RECORDS SUPPLIED:
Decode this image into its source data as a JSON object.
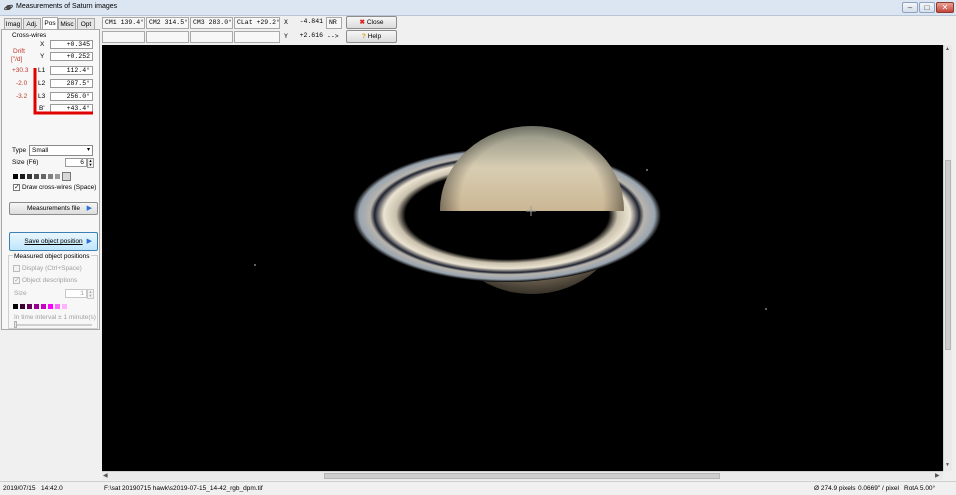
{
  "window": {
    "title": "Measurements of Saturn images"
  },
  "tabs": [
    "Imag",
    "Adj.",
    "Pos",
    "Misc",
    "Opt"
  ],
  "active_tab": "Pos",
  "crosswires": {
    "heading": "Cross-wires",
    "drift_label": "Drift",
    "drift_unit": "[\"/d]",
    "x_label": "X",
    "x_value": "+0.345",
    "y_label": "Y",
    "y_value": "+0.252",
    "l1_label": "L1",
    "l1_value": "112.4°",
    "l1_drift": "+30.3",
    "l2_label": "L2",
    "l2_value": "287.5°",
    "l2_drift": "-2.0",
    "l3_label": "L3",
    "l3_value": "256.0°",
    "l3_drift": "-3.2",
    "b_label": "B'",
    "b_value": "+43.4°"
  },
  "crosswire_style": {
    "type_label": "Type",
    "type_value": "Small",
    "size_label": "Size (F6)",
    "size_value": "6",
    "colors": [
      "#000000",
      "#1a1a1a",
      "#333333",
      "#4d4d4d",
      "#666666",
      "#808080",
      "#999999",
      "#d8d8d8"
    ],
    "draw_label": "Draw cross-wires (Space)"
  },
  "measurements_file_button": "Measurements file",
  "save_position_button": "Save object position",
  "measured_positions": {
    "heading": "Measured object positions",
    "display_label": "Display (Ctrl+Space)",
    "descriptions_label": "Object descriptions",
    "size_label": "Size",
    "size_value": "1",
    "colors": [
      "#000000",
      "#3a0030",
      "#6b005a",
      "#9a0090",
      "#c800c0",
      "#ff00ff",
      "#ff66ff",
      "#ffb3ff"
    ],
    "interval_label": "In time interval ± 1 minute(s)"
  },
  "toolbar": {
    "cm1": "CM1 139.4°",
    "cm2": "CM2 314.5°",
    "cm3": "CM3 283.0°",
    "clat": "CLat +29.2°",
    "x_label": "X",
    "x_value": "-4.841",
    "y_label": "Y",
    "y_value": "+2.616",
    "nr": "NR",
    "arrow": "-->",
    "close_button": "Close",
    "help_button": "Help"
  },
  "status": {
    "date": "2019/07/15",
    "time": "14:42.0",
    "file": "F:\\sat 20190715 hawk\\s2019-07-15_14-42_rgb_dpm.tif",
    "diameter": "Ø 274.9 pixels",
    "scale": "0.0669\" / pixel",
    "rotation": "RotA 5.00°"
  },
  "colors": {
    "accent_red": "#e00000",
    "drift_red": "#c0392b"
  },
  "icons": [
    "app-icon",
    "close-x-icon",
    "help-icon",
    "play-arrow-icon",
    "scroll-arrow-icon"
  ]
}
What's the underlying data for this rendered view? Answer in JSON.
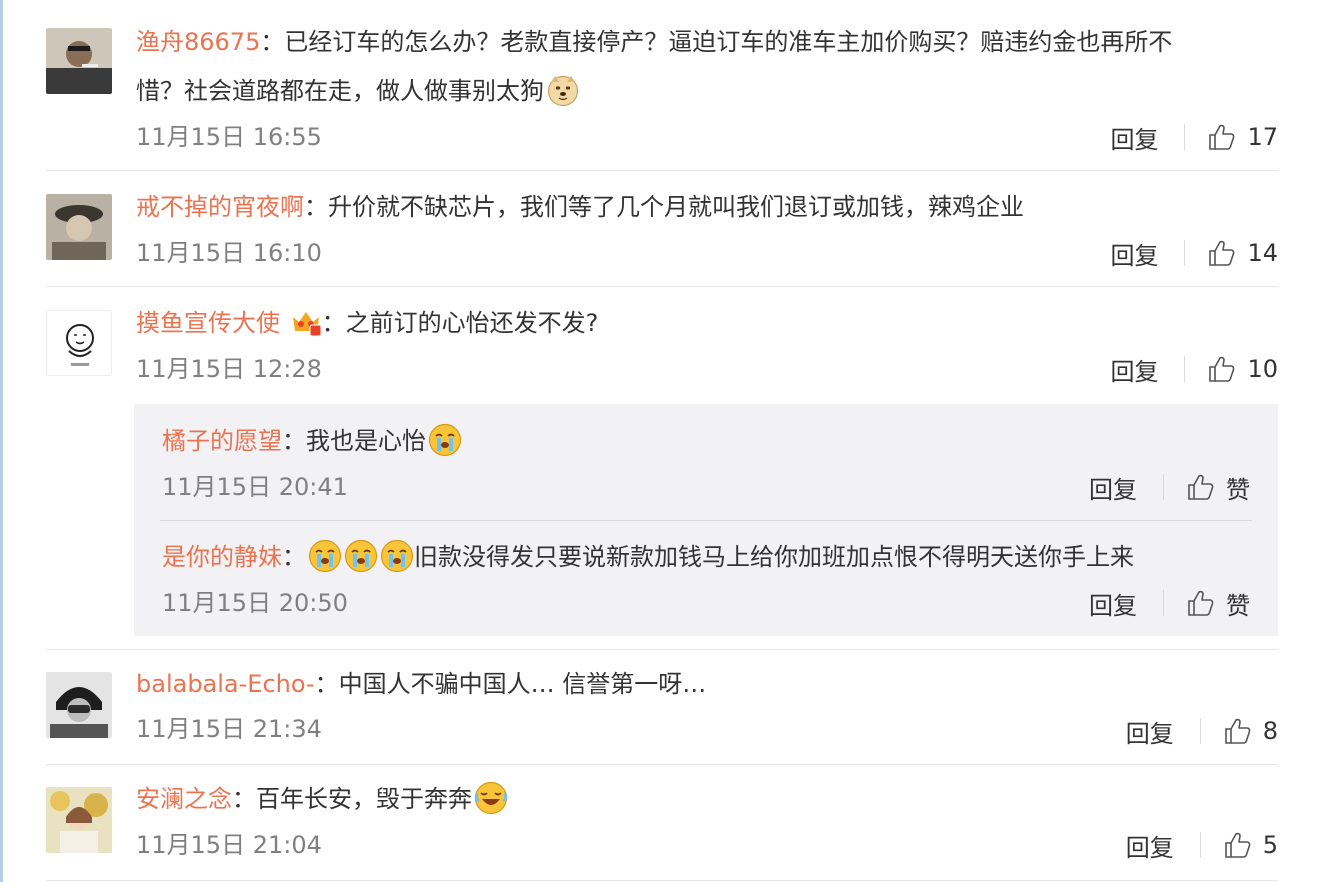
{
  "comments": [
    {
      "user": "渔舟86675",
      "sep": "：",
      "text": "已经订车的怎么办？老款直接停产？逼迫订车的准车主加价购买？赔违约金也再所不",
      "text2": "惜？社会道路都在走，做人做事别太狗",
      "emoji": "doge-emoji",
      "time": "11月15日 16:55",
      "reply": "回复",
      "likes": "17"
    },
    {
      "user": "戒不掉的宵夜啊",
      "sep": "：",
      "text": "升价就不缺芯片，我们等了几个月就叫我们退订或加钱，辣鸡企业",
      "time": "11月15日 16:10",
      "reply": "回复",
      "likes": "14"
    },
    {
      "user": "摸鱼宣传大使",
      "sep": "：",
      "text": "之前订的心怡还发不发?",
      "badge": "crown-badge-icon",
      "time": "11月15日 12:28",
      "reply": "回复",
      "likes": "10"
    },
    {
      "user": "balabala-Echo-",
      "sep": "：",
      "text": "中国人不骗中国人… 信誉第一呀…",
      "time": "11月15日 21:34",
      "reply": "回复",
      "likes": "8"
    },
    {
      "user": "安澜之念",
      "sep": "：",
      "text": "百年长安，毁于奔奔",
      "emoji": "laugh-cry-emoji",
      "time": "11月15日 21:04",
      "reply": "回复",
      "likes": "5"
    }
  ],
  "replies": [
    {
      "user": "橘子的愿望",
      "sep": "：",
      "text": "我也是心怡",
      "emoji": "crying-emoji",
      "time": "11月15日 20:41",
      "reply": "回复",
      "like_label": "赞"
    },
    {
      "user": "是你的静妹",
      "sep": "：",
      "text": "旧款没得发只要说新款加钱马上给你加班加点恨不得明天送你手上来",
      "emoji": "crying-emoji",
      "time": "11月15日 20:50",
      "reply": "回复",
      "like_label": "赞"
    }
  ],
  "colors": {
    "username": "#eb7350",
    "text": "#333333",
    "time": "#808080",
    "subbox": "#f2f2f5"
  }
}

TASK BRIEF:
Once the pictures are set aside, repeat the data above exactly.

OUTPUT BELOW:
Decode this image into its source data as a JSON object.
{
  "window": {
    "title": "Measurements of Saturn images"
  },
  "tabs": [
    "Imag",
    "Adj.",
    "Pos",
    "Misc",
    "Opt"
  ],
  "active_tab": "Pos",
  "crosswires": {
    "heading": "Cross-wires",
    "drift_label": "Drift",
    "drift_unit": "[\"/d]",
    "x_label": "X",
    "x_value": "+0.345",
    "y_label": "Y",
    "y_value": "+0.252",
    "l1_label": "L1",
    "l1_value": "112.4°",
    "l1_drift": "+30.3",
    "l2_label": "L2",
    "l2_value": "287.5°",
    "l2_drift": "-2.0",
    "l3_label": "L3",
    "l3_value": "256.0°",
    "l3_drift": "-3.2",
    "b_label": "B'",
    "b_value": "+43.4°"
  },
  "crosswire_style": {
    "type_label": "Type",
    "type_value": "Small",
    "size_label": "Size (F6)",
    "size_value": "6",
    "colors": [
      "#000000",
      "#1a1a1a",
      "#333333",
      "#4d4d4d",
      "#666666",
      "#808080",
      "#999999",
      "#d8d8d8"
    ],
    "draw_label": "Draw cross-wires (Space)"
  },
  "measurements_file_button": "Measurements file",
  "save_position_button": "Save object position",
  "measured_positions": {
    "heading": "Measured object positions",
    "display_label": "Display (Ctrl+Space)",
    "descriptions_label": "Object descriptions",
    "size_label": "Size",
    "size_value": "1",
    "colors": [
      "#000000",
      "#3a0030",
      "#6b005a",
      "#9a0090",
      "#c800c0",
      "#ff00ff",
      "#ff66ff",
      "#ffb3ff"
    ],
    "interval_label": "In time interval ± 1 minute(s)"
  },
  "toolbar": {
    "cm1": "CM1 139.4°",
    "cm2": "CM2 314.5°",
    "cm3": "CM3 283.0°",
    "clat": "CLat +29.2°",
    "x_label": "X",
    "x_value": "-4.841",
    "y_label": "Y",
    "y_value": "+2.616",
    "nr": "NR",
    "arrow": "-->",
    "close_button": "Close",
    "help_button": "Help"
  },
  "status": {
    "date": "2019/07/15",
    "time": "14:42.0",
    "file": "F:\\sat 20190715 hawk\\s2019-07-15_14-42_rgb_dpm.tif",
    "diameter": "Ø 274.9 pixels",
    "scale": "0.0669\" / pixel",
    "rotation": "RotA 5.00°"
  },
  "colors": {
    "accent_red": "#e00000",
    "drift_red": "#c0392b"
  },
  "icons": [
    "app-icon",
    "close-x-icon",
    "help-icon",
    "play-arrow-icon",
    "scroll-arrow-icon"
  ]
}
What's the underlying data for this rendered view? Answer in JSON.
{
  "comments": [
    {
      "user": "渔舟86675",
      "sep": "：",
      "text": "已经订车的怎么办？老款直接停产？逼迫订车的准车主加价购买？赔违约金也再所不",
      "text2": "惜？社会道路都在走，做人做事别太狗",
      "emoji": "doge-emoji",
      "time": "11月15日 16:55",
      "reply": "回复",
      "likes": "17"
    },
    {
      "user": "戒不掉的宵夜啊",
      "sep": "：",
      "text": "升价就不缺芯片，我们等了几个月就叫我们退订或加钱，辣鸡企业",
      "time": "11月15日 16:10",
      "reply": "回复",
      "likes": "14"
    },
    {
      "user": "摸鱼宣传大使",
      "sep": "：",
      "text": "之前订的心怡还发不发?",
      "badge": "crown-badge-icon",
      "time": "11月15日 12:28",
      "reply": "回复",
      "likes": "10"
    },
    {
      "user": "balabala-Echo-",
      "sep": "：",
      "text": "中国人不骗中国人… 信誉第一呀…",
      "time": "11月15日 21:34",
      "reply": "回复",
      "likes": "8"
    },
    {
      "user": "安澜之念",
      "sep": "：",
      "text": "百年长安，毁于奔奔",
      "emoji": "laugh-cry-emoji",
      "time": "11月15日 21:04",
      "reply": "回复",
      "likes": "5"
    }
  ],
  "replies": [
    {
      "user": "橘子的愿望",
      "sep": "：",
      "text": "我也是心怡",
      "emoji": "crying-emoji",
      "time": "11月15日 20:41",
      "reply": "回复",
      "like_label": "赞"
    },
    {
      "user": "是你的静妹",
      "sep": "：",
      "text": "旧款没得发只要说新款加钱马上给你加班加点恨不得明天送你手上来",
      "emoji": "crying-emoji",
      "time": "11月15日 20:50",
      "reply": "回复",
      "like_label": "赞"
    }
  ],
  "colors": {
    "username": "#eb7350",
    "text": "#333333",
    "time": "#808080",
    "subbox": "#f2f2f5"
  }
}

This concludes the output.